The story begins in Jerusalem in 1948, a few months before the establishment of the state, as the War of Independence was already underway, and the British Mandate was coming to an end. On the night of February 12th, the British arrested four defenders on lookout duty near the Mandelbaum Gate in Jerusalem and took them on a tour vehicle. After a short drive, the fighters were thrown out of the vehicle in the Damascus gate area, and the next day their bodies were found near the Lions’ Gate after being murdered by a mob of Arabs.

One of the four fighters was Shimon Nisani, the owner of a carpentry shop in the Beit Yisrael neighborhood, who was not supposed to be on duty but was present after exchanging shifts with his friend in the Hagana organization, Pinchas Shpigelman, just minutes before the shift began. Thanks to the shift exchange, Shpigelman was saved.

Leah, Shimon Nisani's late sister, holding his picture.
Leah, Shimon Nisani's late sister, holding his picture.

A Fateful Decision

The story of Nisani’s burial seems to be taken out of a drama movie. Due to the dire security situation, burials on the Mount of Olives only occurred at certain times. Nisani was taken for burial along with other deceased bodies in recent days. Nisani, a native of Persia, was supposed to be buried in the Sephardic section, but while the pallbearers were busy burying someone else, a fire broke out in their direction, forcing them to flee the scene.

Given the circumstances, Nisani was quickly buried where his body was placed, and his companions turned to escape on their own – but Isaac, Shimon’s brother-in-law, stopped. He noticed the body of an 8-year-old girl lying on the ground near them, unburied. According to the death records of the Sephardic community, her name was Rachel, the daughter of Victoria Haim. Quickly, Isaac dug a hasty grave next to Nisani’s fresh grave, buried the girl’s body within it, and covered them together in eternal rest – without any marker or tombstone. Despite being buried in a different section, the records of the Sephardic burial society still indicate that Nisani is buried in the Sephardic section.

The Solution and the Mystery

Only in 1990 was Nisani’s grave identified. This happened after Shpigelman conducted an in-depth investigation to locate the grave of his fallen comrade, after many years of carrying a sense of guilt. An old picture, combined with signs that Shimon’s brother-in-law, along with the assistance of an Arab worker who helped with the burial, marked the approximate location of the grave. When the grave was opened after 42 years, Nisani’s family discovered, along with his remains, the little girl’s remains.
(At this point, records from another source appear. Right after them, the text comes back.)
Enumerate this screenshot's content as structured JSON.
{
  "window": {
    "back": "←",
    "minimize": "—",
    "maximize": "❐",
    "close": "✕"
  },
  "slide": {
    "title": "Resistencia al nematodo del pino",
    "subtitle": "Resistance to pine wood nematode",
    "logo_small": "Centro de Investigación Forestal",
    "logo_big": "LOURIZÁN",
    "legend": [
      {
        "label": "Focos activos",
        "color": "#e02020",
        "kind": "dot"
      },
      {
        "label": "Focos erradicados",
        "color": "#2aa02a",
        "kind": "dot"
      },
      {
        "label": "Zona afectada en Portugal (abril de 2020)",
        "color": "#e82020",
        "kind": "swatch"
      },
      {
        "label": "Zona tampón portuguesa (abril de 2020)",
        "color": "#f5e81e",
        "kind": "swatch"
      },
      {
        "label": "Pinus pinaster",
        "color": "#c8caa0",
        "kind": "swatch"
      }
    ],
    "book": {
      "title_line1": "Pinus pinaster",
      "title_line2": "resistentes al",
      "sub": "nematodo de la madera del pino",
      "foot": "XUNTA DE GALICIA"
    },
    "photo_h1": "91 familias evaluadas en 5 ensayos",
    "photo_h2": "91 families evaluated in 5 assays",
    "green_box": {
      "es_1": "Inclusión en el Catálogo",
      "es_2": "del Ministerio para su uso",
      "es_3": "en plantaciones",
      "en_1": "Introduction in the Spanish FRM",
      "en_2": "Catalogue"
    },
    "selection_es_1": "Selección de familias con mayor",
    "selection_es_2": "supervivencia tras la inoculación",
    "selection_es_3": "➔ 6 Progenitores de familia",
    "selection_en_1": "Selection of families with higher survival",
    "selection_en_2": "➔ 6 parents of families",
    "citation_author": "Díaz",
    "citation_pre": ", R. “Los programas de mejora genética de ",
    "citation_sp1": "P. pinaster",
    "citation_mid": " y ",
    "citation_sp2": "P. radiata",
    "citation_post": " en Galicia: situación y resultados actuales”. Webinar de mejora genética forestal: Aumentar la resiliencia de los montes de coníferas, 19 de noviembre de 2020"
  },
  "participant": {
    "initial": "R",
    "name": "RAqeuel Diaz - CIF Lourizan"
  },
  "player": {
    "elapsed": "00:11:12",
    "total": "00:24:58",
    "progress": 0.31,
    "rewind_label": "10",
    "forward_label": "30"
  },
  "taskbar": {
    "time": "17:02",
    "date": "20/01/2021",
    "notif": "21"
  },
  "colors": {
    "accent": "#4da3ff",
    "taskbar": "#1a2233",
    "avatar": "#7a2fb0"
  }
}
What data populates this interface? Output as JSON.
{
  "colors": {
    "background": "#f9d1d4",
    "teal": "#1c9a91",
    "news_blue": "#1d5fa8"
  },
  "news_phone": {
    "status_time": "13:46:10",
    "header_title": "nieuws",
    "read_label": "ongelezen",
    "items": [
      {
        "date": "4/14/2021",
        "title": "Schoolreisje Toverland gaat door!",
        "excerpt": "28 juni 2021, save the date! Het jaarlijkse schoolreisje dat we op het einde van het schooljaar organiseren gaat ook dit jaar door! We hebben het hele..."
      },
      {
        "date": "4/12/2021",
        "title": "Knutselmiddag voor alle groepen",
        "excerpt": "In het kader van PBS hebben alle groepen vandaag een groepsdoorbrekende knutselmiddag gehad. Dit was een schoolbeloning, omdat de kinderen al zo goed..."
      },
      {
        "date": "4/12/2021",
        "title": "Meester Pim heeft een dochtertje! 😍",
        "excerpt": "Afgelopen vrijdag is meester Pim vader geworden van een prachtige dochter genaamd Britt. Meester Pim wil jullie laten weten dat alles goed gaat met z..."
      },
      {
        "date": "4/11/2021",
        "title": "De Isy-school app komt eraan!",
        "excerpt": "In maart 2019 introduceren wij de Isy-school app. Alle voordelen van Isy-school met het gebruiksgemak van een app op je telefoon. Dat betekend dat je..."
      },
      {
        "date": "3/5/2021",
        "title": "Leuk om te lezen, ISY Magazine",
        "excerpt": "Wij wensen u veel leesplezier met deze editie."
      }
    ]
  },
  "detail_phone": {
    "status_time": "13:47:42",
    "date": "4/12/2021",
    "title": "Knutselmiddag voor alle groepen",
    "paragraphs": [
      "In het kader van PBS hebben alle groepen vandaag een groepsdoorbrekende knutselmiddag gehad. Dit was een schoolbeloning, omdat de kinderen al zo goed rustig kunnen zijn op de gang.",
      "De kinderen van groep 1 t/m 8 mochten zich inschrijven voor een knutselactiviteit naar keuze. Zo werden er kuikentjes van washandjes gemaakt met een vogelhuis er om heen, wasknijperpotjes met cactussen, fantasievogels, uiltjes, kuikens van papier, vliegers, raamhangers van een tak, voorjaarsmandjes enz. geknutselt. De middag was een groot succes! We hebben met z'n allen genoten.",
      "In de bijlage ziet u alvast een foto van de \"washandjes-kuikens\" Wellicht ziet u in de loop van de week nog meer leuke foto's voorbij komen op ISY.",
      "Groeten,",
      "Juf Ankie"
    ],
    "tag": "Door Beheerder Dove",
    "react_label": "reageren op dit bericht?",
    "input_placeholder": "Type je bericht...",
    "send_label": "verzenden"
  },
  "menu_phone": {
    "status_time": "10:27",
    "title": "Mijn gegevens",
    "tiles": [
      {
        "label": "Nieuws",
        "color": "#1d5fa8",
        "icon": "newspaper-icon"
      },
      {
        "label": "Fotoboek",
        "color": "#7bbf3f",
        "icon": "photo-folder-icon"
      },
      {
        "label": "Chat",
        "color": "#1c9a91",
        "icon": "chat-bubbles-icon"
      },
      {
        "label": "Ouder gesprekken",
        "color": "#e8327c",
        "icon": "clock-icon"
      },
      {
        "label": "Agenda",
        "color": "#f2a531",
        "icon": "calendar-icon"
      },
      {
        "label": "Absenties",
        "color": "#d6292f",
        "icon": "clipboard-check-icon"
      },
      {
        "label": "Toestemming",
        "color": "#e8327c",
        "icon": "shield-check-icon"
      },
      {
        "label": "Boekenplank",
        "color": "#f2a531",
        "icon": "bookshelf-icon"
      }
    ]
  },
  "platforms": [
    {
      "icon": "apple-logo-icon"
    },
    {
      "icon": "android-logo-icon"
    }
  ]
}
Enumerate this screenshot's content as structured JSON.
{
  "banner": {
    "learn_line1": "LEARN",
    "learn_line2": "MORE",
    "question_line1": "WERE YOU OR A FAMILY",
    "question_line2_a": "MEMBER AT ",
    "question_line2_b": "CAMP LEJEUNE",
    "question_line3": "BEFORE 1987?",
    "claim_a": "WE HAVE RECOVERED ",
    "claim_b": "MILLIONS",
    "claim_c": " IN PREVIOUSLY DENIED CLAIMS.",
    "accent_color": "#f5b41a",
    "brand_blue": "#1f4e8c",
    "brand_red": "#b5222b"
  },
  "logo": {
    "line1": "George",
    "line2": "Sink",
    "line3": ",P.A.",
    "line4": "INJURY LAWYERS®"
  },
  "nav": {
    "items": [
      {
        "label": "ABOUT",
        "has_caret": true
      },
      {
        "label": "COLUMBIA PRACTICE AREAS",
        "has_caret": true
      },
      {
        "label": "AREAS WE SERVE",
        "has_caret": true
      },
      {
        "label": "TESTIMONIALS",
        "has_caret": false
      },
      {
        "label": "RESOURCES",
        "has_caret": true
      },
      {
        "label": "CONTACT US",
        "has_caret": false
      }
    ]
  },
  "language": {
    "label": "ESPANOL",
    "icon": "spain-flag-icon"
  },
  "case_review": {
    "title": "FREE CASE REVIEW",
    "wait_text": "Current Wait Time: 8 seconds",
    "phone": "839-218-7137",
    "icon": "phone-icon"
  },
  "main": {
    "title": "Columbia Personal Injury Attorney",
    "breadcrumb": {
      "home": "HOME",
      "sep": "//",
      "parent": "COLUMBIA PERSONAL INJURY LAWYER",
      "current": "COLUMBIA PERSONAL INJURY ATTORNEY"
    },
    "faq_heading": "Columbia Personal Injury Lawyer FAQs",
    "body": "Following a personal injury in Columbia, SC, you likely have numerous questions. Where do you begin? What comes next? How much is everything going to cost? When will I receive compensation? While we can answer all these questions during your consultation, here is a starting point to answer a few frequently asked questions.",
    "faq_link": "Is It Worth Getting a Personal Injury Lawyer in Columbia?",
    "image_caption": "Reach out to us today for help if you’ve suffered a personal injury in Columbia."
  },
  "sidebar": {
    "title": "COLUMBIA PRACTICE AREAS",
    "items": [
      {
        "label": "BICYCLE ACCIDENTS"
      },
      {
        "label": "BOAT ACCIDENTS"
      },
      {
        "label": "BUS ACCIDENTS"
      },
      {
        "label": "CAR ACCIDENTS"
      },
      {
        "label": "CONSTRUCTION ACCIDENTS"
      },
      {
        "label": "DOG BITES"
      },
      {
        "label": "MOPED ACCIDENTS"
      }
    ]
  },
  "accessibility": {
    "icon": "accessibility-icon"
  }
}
Thus, after decades, it could be confirmed with certainty that this was the long-lost grave of Shimon Nisani.


The two were buried again, and their remains were left in place without being moved. A military headstone was later erected at the burial site bearing Nisani’s name, but the little girl’s identity remains a mystery. Apart from her name and her parents’ names, nothing is known about her.

The grave of Shimon Nissani on the Mount of Olives. Photo: Mount of Olives Information Center, City of David
The grave of Shimon Nissani on the Mount of Olives. Photo: Mount of Olives Information Center, City of David

Honoring the Anonymous Child

Starting in 2006, the Elad Association has been operating an information center on the Mount of Olives, as part of its efforts to locate and provide information about those buried in the area. So far, the project has achieved great success, and many graves, including many anonymous ones, have been identified and marked. Thanks to these efforts, many families have been able to find closure and visit the graves of their loved ones after many years.

With the aim of honoring the unknown child, the Elad Association has also become involved in this case. On Memorial Day, the association held a commemoration ceremony for the anonymous child for the first time in 75 years and placed a sign by her grave in her memory. To gather more information about her life and identity, the association is trying to locate family members or friends who may know the story closely and shed light on the details of the case.

“People Who Have Been Forgotten”

“In recent months, we have taken many actions to find information about the anonymous child, but so far we have not been able to find even a lead,” says Yonatan Manovich, director of the information center operated by the Elad Foundation. “Volunteers from the ‘Giving a Face for the Fallen’ organization and employees of the Jerusalem Municipality archives have been involved in the search, but since the search efforts have not led to a breakthrough, we decided to turn to the public for help.”

“People don’t know the story. There were so many events during that period between the UN declaration on November 29 and the declaration of the state on May 5. These are people who have been forgotten,” says Sarah Barnea, a researcher on the Mount of Olives, who has been working diligently to trace the history of the anonymous child. “We don’t know who she was, we don’t know anything about her family. Something needs to be done to remember her.”

If you have any information that could help solve the mystery, please contact the Information Center on the Mount of Olives:

 Email: [email protected]

Phone: 02-6275050

The girl's grave. Photography: Gadi Rosenberg
The girl's grave. Photography: Gadi Rosenberg